Lord, be close,

when I walk into the fire

hold me

when all I see is flames

let me turn and see your face.

and on days when I cannot cry out to you.

call out to me,

shout loud, whisper quietly,

and I will try to lean into you.

Until the day that you lead me out into open space again

Let me know

that I am not alone.

 If you want to travel with this a little more, read Isaiah 43: 1-2

Harvest in Unexpected Places

I watched a documentary this week about life in Britain during the first world war.  So when I prayed for a postcard this week and saw a picture of a gardening fork in a vegetable patch, a story came straight to my mind:

It was 1917 and blockaded Britain was slowly running out of food.  So  the government announced that everyone needed to start growing their own food and that they should use whatever land was available.  Suddenly, in cities all over the country people began digging up lawns, roadside verges, parks and other bits of unused land and turning them into allotments.   What had been ornamental or neglected or not-thought-of became places of harvest that produced food for a hungry nation.

What does God have to say to us through  this story?   Perhaps most of us have areas of our lives where we might expect to be fruitful.  But even (maybe especially) when we feel like we are all out of resources God often produces a harvest in unexpected places – places we wouldn’t even have considered looking for it.

Continue reading Harvest in Unexpected Places

Rooted – on surviving the dry season

I really like to read the Bible aloud, and last week I was reading from Ephesians when this phrase caught in my mind.  And it’s been sitting there ever since…

roots

I keep coming back to wondering what it must be like, and how(!)  to send roots down deep into God’s love.   I really want to be like the tree described in Jeremiah 17 that’s fruitful in all circumstances.  Its root system goes deep into the water table, so even when there’s no water to be seen on the surface, it’s able to draw refreshment and life up from deep places.

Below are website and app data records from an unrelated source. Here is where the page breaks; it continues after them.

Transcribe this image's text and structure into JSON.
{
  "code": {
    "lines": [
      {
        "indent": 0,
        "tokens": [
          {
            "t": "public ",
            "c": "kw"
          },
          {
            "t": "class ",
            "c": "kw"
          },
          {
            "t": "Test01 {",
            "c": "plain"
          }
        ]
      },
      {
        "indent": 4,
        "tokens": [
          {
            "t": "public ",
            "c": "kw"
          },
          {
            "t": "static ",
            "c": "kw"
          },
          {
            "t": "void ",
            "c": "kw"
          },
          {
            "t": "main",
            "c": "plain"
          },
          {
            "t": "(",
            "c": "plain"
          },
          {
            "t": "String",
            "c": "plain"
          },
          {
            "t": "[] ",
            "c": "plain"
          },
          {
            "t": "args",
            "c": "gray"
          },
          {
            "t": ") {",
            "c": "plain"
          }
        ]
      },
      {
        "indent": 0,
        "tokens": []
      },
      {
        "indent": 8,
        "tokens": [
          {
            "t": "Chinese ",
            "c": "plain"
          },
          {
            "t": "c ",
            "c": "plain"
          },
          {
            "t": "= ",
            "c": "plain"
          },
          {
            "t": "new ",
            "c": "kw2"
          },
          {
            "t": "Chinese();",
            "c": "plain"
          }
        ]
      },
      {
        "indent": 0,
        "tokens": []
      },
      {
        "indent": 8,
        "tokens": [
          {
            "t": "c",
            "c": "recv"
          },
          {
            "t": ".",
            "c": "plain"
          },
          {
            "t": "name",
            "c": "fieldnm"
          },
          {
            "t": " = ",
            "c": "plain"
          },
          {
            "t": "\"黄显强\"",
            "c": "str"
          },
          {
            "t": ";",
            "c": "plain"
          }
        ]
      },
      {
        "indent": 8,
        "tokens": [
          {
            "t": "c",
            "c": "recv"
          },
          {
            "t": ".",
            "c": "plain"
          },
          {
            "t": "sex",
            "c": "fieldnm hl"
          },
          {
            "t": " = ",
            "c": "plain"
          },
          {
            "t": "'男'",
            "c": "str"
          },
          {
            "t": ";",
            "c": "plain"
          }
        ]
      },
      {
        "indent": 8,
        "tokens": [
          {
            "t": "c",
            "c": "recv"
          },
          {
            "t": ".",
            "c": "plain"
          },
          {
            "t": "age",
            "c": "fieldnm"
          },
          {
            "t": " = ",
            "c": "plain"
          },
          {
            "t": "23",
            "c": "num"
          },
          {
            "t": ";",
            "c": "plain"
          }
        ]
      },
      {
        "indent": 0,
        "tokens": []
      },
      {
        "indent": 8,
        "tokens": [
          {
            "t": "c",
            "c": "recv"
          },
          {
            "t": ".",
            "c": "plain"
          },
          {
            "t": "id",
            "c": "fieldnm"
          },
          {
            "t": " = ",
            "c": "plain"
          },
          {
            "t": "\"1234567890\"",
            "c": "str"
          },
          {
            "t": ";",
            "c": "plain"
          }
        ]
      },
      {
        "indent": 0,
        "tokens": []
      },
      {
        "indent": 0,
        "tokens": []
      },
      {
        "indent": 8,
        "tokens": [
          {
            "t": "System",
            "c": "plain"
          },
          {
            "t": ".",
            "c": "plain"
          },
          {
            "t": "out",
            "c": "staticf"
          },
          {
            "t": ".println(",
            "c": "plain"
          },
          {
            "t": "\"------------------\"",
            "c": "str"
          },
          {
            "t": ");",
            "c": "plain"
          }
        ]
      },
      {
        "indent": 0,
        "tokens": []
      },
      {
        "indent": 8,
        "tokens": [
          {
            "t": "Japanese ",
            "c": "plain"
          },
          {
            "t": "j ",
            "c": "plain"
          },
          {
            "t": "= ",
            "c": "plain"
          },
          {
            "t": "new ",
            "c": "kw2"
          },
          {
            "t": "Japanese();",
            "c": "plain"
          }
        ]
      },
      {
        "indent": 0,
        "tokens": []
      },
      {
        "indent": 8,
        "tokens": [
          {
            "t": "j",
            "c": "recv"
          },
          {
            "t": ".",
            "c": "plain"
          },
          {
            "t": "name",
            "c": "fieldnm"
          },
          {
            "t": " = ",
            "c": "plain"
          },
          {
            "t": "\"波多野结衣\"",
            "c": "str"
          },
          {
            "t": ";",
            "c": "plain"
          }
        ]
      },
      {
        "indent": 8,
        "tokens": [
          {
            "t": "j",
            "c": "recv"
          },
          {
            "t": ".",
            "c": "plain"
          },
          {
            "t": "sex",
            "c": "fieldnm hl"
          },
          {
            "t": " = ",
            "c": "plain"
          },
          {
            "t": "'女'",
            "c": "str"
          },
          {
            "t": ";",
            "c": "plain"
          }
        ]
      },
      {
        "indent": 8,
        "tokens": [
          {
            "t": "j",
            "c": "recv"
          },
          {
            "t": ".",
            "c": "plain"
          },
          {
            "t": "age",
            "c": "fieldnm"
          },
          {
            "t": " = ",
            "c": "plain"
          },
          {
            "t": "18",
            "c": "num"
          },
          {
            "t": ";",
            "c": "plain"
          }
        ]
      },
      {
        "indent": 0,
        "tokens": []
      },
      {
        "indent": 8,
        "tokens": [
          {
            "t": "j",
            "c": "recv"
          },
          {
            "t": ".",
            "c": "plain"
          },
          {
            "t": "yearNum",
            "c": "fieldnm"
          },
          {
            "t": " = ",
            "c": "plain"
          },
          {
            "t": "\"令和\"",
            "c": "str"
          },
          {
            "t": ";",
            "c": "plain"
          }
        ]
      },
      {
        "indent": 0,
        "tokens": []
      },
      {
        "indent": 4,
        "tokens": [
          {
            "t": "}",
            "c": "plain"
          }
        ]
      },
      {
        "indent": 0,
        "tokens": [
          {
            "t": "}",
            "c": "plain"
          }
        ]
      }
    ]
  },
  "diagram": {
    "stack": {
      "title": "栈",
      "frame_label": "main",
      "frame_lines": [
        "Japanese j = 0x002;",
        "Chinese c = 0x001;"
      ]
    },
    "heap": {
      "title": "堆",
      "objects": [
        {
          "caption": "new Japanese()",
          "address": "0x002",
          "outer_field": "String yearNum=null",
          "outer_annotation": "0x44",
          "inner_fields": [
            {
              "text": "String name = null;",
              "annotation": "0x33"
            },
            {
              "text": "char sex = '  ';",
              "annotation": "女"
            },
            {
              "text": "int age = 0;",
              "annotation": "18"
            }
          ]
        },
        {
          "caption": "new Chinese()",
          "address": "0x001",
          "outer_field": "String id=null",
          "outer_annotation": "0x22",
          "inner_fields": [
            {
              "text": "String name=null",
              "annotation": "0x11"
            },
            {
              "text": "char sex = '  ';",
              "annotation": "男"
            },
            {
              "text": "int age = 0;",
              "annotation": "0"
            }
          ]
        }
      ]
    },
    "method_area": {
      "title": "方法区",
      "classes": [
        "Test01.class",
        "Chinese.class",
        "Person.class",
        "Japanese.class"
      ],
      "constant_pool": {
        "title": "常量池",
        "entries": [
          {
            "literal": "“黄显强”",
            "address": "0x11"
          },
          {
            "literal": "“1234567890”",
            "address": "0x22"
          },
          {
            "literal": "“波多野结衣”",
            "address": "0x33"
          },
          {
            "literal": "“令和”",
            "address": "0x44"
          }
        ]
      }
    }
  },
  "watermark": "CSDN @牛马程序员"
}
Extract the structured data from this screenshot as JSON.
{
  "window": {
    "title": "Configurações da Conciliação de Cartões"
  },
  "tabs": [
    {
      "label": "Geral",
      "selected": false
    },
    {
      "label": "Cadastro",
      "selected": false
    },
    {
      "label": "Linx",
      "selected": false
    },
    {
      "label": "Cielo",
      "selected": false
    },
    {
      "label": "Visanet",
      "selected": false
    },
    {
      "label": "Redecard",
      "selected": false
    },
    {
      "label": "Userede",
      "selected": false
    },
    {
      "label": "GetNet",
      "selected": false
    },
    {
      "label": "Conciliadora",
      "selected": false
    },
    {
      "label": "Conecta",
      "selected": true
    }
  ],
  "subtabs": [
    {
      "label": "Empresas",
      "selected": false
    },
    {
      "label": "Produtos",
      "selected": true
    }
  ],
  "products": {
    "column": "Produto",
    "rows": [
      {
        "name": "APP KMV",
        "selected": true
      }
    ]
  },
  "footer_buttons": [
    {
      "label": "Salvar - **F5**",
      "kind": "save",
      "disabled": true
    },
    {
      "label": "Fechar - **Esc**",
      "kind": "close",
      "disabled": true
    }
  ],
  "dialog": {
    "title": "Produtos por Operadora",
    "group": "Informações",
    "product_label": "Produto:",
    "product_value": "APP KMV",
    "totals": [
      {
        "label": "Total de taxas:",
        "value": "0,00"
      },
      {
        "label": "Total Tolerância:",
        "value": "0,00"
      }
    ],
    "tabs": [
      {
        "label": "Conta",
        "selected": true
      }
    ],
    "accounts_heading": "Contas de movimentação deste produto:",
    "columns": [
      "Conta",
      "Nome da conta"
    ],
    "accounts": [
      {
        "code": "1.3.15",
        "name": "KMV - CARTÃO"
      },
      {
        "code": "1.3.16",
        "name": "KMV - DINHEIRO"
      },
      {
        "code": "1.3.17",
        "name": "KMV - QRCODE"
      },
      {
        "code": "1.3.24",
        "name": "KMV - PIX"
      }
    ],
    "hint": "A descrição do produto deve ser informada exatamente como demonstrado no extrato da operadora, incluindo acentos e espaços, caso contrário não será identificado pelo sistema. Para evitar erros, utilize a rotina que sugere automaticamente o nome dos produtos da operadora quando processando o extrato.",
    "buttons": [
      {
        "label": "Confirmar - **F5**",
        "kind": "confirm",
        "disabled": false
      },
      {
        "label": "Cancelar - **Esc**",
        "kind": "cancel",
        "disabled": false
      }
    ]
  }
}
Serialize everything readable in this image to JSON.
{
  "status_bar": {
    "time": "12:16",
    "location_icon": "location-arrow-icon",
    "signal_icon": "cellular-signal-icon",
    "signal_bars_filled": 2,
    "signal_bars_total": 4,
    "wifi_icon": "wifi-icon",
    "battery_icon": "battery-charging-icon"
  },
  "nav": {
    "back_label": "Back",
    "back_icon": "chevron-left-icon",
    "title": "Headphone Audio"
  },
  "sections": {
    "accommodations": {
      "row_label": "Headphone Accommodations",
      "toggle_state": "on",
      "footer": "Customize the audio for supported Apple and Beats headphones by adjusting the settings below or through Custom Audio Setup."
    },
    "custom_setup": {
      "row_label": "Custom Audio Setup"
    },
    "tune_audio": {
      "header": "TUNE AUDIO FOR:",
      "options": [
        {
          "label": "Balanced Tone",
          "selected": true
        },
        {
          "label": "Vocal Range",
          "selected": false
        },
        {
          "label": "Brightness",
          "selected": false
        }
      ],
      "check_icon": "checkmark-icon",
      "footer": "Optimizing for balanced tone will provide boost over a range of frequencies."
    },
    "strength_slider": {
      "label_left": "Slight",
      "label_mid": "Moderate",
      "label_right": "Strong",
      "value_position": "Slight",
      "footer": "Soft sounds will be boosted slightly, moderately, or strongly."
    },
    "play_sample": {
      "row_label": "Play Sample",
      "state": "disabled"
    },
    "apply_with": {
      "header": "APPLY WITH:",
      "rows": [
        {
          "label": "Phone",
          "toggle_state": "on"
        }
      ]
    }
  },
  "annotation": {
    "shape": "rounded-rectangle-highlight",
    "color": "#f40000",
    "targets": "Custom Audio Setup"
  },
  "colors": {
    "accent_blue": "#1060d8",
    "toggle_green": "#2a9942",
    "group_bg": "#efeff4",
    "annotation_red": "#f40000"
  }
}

Spiritual life seems to run in seasons. One day I’m flying, Jesus has never seemed so close, miracles are happening around me, I’m undone in the presence of God and every page of the Bible comes alive.  A few months later everything can suddenly seem much more difficult.  Faith might not waver, but enthusiasm and energy certainly do.

For a long while I thought this was a kind of malfunction.  That I should be able to maintain a level of passion and fervency and intimacy with God all the time.  Truthfully – I can’t.  But I’m starting to believe that it might not be so abnormal.  All around us seasons come and go, plants grow vigorously and are then pruned back, people are active and then sleep.  It seems to be the way of the world our Father has created that things have a rhythm to them.

The picture of being rooted says to me that perhaps it’s OK for spiritual life to be seasonal-  That an ebb and flow of feelings and experiences is natural – but that it is possible to be rooted in God’s love in such a way that no matter what season you are in, living water can always be drawn up from the deep.

Are you in an easy season or a dry one?  Are storm winds catching your branches or are you resting in a time of peace?  Either way the advice is the same – send your roots down deeper into the river of life.  Joseph advised Pharaoh to store up food during the times of plenty in order to be able to survive times of famine.   If you’re in a plenty time – enjoy it – store up food for the future,  practice trust.  And if you’re in a drought – look deep, the water of life is still present, seek and you will find.

Plant me Lord

on the bank of a river

Show me how to send roots deep into you.

So that in good years

in bad years

in wet times and in dry

There will be fruit to feed the hungry

There will be leaves to give shelter to the weary

There will be the promise of water nearby for the thirsty

And when the storm comes

Though I bend in the force of the wind

My heart will remain – anchored to yours.

like a tree planted by the water

rivertree

reflect white

I’d love to hear your thoughts on what you can do to drive roots down deep into the love of God. Please leave a comment -either here or on Facebook- Ellie